  • Keep an eye out for emergency vehicles – including tow trucks – that have their lights on as well as cars that have their flashers on. Move over one lane when you see them and if you can't move over, slow down to safely pass them.
  • Be a good passenger. Help identify roadway issues and remind the driver to slow down and move over.
  • Watch for people on the roadside. People may be in or near a disabled vehicle.
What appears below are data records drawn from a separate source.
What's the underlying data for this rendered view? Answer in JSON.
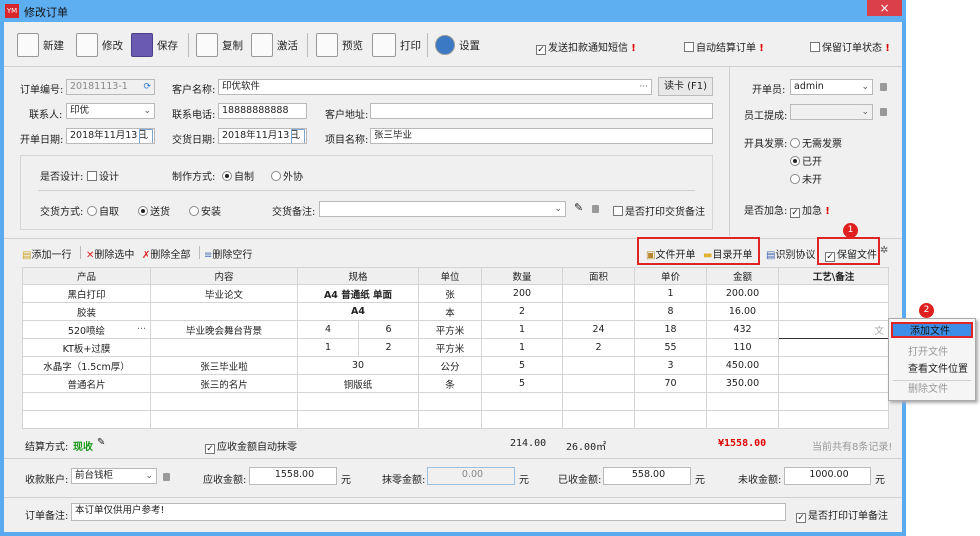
{
  "window": {
    "title": "修改订单",
    "close": "×"
  },
  "toolbar": {
    "new": "新建",
    "edit": "修改",
    "save": "保存",
    "copy": "复制",
    "activate": "激活",
    "preview": "预览",
    "print": "打印",
    "settings": "设置",
    "send_sms": "发送扣款通知短信",
    "auto_settle": "自动结算订单",
    "keep_status": "保留订单状态",
    "warn": "!"
  },
  "form": {
    "order_no_label": "订单编号:",
    "order_no": "20181113-1",
    "customer_label": "客户名称:",
    "customer": "印优软件",
    "more": "···",
    "read_card": "读卡 (F1)",
    "contact_label": "联系人:",
    "contact": "印优",
    "phone_label": "联系电话:",
    "phone": "18888888888",
    "address_label": "客户地址:",
    "address": "",
    "open_date_label": "开单日期:",
    "open_date": "2018年11月13日",
    "delivery_date_label": "交货日期:",
    "delivery_date": "2018年11月13日",
    "project_label": "项目名称:",
    "project": "张三毕业",
    "design_label": "是否设计:",
    "design_opt": "设计",
    "make_label": "制作方式:",
    "make_self": "自制",
    "make_out": "外协",
    "delivery_mode_label": "交货方式:",
    "dm_pickup": "自取",
    "dm_deliver": "送货",
    "dm_install": "安装",
    "delivery_note_label": "交货备注:",
    "delivery_note": "",
    "print_delivery_note": "是否打印交货备注"
  },
  "right": {
    "clerk_label": "开单员:",
    "clerk": "admin",
    "commission_label": "员工提成:",
    "commission": "",
    "invoice_label": "开具发票:",
    "inv_none": "无需发票",
    "inv_done": "已开",
    "inv_not": "未开",
    "urgent_label": "是否加急:",
    "urgent": "加急"
  },
  "rowbar": {
    "add_row": "添加一行",
    "del_sel": "删除选中",
    "del_all": "删除全部",
    "del_empty": "删除空行",
    "file_order": "文件开单",
    "dir_order": "目录开单",
    "identify": "识别协议",
    "keep_file": "保留文件"
  },
  "table": {
    "headers": [
      "产品",
      "内容",
      "规格",
      "单位",
      "数量",
      "面积",
      "单价",
      "金额",
      "工艺\\备注"
    ],
    "rows": [
      {
        "product": "黑白打印",
        "content": "毕业论文",
        "spec": "A4 普通纸 单面",
        "unit": "张",
        "qty": "200",
        "area": "",
        "price": "1",
        "amount": "200.00",
        "note": ""
      },
      {
        "product": "胶装",
        "content": "",
        "spec": "A4",
        "unit": "本",
        "qty": "2",
        "area": "",
        "price": "8",
        "amount": "16.00",
        "note": ""
      },
      {
        "product": "520喷绘",
        "content": "毕业晚会舞台背景",
        "spec_w": "4",
        "spec_h": "6",
        "unit": "平方米",
        "qty": "1",
        "area": "24",
        "price": "18",
        "amount": "432",
        "note": "",
        "note_hint": "文"
      },
      {
        "product": "KT板+过膜",
        "content": "",
        "spec_w": "1",
        "spec_h": "2",
        "unit": "平方米",
        "qty": "1",
        "area": "2",
        "price": "55",
        "amount": "110",
        "note": ""
      },
      {
        "product": "水晶字（1.5cm厚）",
        "content": "张三毕业啦",
        "spec": "30",
        "unit": "公分",
        "qty": "5",
        "area": "",
        "price": "3",
        "amount": "450.00",
        "note": ""
      },
      {
        "product": "普通名片",
        "content": "张三的名片",
        "spec": "铜版纸",
        "unit": "条",
        "qty": "5",
        "area": "",
        "price": "70",
        "amount": "350.00",
        "note": ""
      }
    ]
  },
  "summary": {
    "settle_label": "结算方式:",
    "settle": "现收",
    "auto_round": "应收金额自动抹零",
    "qty_total": "214.00",
    "area_total": "26.00㎡",
    "amount_total": "¥1558.00",
    "records": "当前共有8条记录!"
  },
  "payment": {
    "account_label": "收款账户:",
    "account": "前台钱柜",
    "receivable_label": "应收金额:",
    "receivable": "1558.00",
    "round_label": "抹零金额:",
    "round": "0.00",
    "received_label": "已收金额:",
    "received": "558.00",
    "unpaid_label": "未收金额:",
    "unpaid": "1000.00",
    "yuan": "元"
  },
  "remark": {
    "label": "订单备注:",
    "value": "本订单仅供用户参考!",
    "print": "是否打印订单备注"
  },
  "context_menu": {
    "items": [
      "添加文件",
      "打开文件",
      "查看文件位置",
      "删除文件"
    ]
  },
  "callouts": [
    "1",
    "2"
  ],
  "colors": {
    "title_bar": "#5eaef2",
    "highlight": "#e02424",
    "menu_active": "#3d8ee6",
    "total_red": "#d00000",
    "settle_green": "#1a9a1a"
  }
}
Just because you don't immediately see them doesn't mean they aren't there.

For Stranded Motorists:

  • Pull as far over on the shoulder as safely possible to create more distance between your vehicle and passing traffic.
  • Turn your hazard lights on so other drivers are aware you are there.
  • If you are able to safely make it to the next exit or stopping point, do so.
  • Call for assistance via phone, website or the AAA Mobile app.
  • Remain with your vehicle as long as it's safe to do so.
  • If getting out of your vehicle, watch the oncoming traffic for a good time to exit, and remain alert and close to your vehicle. Avoid turning your back to traffic whenever possible.

About AAA - The Auto Club Group

The Auto Club Group (ACG) is the second largest AAA club in North America with more than 13 million members across 14 U.S. states, the province of Quebec and two U.S. territories. ACG and its affiliates provide members with roadside assistance, insurance products, banking and financial services, travel offerings and more. ACG belongs to the national AAA federation with more than 62 million members in the United States and Canada. AAA's mission is to protect and advance freedom of mobility and improve traffic safety. For more information, get the AAA Mobile app, visit AAA.com, and follow us on Facebook, Twitter and LinkedIn.